- _Work order_
Look through the records and copy each line with the string "icon" in it.

- _Provided entries_
==========
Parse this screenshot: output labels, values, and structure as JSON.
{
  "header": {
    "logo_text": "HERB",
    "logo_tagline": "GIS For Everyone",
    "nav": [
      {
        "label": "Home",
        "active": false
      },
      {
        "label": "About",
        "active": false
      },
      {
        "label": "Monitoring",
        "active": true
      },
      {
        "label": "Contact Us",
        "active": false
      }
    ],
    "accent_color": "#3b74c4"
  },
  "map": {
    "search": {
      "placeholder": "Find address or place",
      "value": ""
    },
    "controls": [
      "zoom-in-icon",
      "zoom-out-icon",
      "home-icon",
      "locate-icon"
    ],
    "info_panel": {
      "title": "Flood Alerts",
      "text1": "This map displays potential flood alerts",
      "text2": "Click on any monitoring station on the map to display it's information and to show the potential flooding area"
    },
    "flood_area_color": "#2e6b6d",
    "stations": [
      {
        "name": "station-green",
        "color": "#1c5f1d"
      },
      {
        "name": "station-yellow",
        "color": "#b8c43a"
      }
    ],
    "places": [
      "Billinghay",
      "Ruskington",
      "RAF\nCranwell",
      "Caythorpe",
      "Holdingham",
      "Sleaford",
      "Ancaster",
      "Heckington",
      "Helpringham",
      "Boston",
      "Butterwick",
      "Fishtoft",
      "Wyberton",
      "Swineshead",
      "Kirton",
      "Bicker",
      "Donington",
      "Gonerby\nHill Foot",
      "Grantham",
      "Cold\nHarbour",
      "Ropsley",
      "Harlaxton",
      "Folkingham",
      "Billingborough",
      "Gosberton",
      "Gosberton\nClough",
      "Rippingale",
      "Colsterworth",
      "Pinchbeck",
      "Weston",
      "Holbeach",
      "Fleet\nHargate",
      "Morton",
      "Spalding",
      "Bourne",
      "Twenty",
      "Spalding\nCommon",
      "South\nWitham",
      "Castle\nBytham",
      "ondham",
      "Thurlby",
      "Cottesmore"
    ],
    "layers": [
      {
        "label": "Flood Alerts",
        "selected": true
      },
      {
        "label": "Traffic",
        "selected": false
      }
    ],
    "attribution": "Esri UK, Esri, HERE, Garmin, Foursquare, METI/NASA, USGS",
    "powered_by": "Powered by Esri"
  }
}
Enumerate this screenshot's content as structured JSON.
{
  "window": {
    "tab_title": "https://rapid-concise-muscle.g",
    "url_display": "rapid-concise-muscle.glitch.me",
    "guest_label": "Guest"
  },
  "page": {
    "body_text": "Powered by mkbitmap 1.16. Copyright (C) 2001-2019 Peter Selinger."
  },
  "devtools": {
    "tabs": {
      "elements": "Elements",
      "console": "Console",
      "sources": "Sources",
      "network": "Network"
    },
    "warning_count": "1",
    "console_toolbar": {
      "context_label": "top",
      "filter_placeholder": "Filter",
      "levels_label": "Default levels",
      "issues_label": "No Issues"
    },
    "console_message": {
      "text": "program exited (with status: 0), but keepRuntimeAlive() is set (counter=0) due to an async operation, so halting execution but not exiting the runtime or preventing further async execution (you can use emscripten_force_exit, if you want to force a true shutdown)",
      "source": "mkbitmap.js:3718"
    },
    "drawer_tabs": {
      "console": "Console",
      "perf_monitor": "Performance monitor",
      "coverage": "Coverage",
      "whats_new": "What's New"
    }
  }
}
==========
- _Written answer_
      "zoom-in-icon",
      "zoom-out-icon",
      "home-icon",
      "locate-icon"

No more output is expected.